Input data:
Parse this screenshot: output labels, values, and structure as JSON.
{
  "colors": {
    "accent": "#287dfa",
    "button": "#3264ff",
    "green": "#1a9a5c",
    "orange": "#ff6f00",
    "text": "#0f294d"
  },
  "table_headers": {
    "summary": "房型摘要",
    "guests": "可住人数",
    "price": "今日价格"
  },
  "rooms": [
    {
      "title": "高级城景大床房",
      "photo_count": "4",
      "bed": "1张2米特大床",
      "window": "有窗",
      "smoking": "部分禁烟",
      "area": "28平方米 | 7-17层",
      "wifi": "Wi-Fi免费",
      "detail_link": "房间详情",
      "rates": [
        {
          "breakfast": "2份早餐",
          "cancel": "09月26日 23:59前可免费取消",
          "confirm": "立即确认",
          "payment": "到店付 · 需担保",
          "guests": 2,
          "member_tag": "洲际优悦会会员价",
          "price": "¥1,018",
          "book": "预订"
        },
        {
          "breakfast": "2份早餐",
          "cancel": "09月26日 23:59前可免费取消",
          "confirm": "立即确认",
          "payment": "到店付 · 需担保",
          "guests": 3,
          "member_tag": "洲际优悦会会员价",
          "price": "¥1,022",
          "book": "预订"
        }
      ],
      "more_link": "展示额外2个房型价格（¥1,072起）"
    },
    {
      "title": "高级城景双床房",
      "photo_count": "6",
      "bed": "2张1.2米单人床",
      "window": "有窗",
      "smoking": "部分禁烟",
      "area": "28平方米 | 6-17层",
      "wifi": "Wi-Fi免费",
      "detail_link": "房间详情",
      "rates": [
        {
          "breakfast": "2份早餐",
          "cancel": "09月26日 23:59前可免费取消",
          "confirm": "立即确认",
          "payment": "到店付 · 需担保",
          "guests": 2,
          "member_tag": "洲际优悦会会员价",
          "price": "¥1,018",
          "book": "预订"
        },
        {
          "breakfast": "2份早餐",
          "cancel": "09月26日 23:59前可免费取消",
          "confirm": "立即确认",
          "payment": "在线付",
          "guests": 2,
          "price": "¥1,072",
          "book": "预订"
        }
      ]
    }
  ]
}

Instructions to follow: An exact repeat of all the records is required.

Exercise solution:
Parse this screenshot: output labels, values, and structure as JSON.
{
  "colors": {
    "accent": "#287dfa",
    "button": "#3264ff",
    "green": "#1a9a5c",
    "orange": "#ff6f00",
    "text": "#0f294d"
  },
  "table_headers": {
    "summary": "房型摘要",
    "guests": "可住人数",
    "price": "今日价格"
  },
  "rooms": [
    {
      "title": "高级城景大床房",
      "photo_count": "4",
      "bed": "1张2米特大床",
      "window": "有窗",
      "smoking": "部分禁烟",
      "area": "28平方米 | 7-17层",
      "wifi": "Wi-Fi免费",
      "detail_link": "房间详情",
      "rates": [
        {
          "breakfast": "2份早餐",
          "cancel": "09月26日 23:59前可免费取消",
          "confirm": "立即确认",
          "payment": "到店付 · 需担保",
          "guests": 2,
          "member_tag": "洲际优悦会会员价",
          "price": "¥1,018",
          "book": "预订"
        },
        {
          "breakfast": "2份早餐",
          "cancel": "09月26日 23:59前可免费取消",
          "confirm": "立即确认",
          "payment": "到店付 · 需担保",
          "guests": 3,
          "member_tag": "洲际优悦会会员价",
          "price": "¥1,022",
          "book": "预订"
        }
      ],
      "more_link": "展示额外2个房型价格（¥1,072起）"
    },
    {
      "title": "高级城景双床房",
      "photo_count": "6",
      "bed": "2张1.2米单人床",
      "window": "有窗",
      "smoking": "部分禁烟",
      "area": "28平方米 | 6-17层",
      "wifi": "Wi-Fi免费",
      "detail_link": "房间详情",
      "rates": [
        {
          "breakfast": "2份早餐",
          "cancel": "09月26日 23:59前可免费取消",
          "confirm": "立即确认",
          "payment": "到店付 · 需担保",
          "guests": 2,
          "member_tag": "洲际优悦会会员价",
          "price": "¥1,018",
          "book": "预订"
        },
        {
          "breakfast": "2份早餐",
          "cancel": "09月26日 23:59前可免费取消",
          "confirm": "立即确认",
          "payment": "在线付",
          "guests": 2,
          "price": "¥1,072",
          "book": "预订"
        }
      ]
    }
  ]
}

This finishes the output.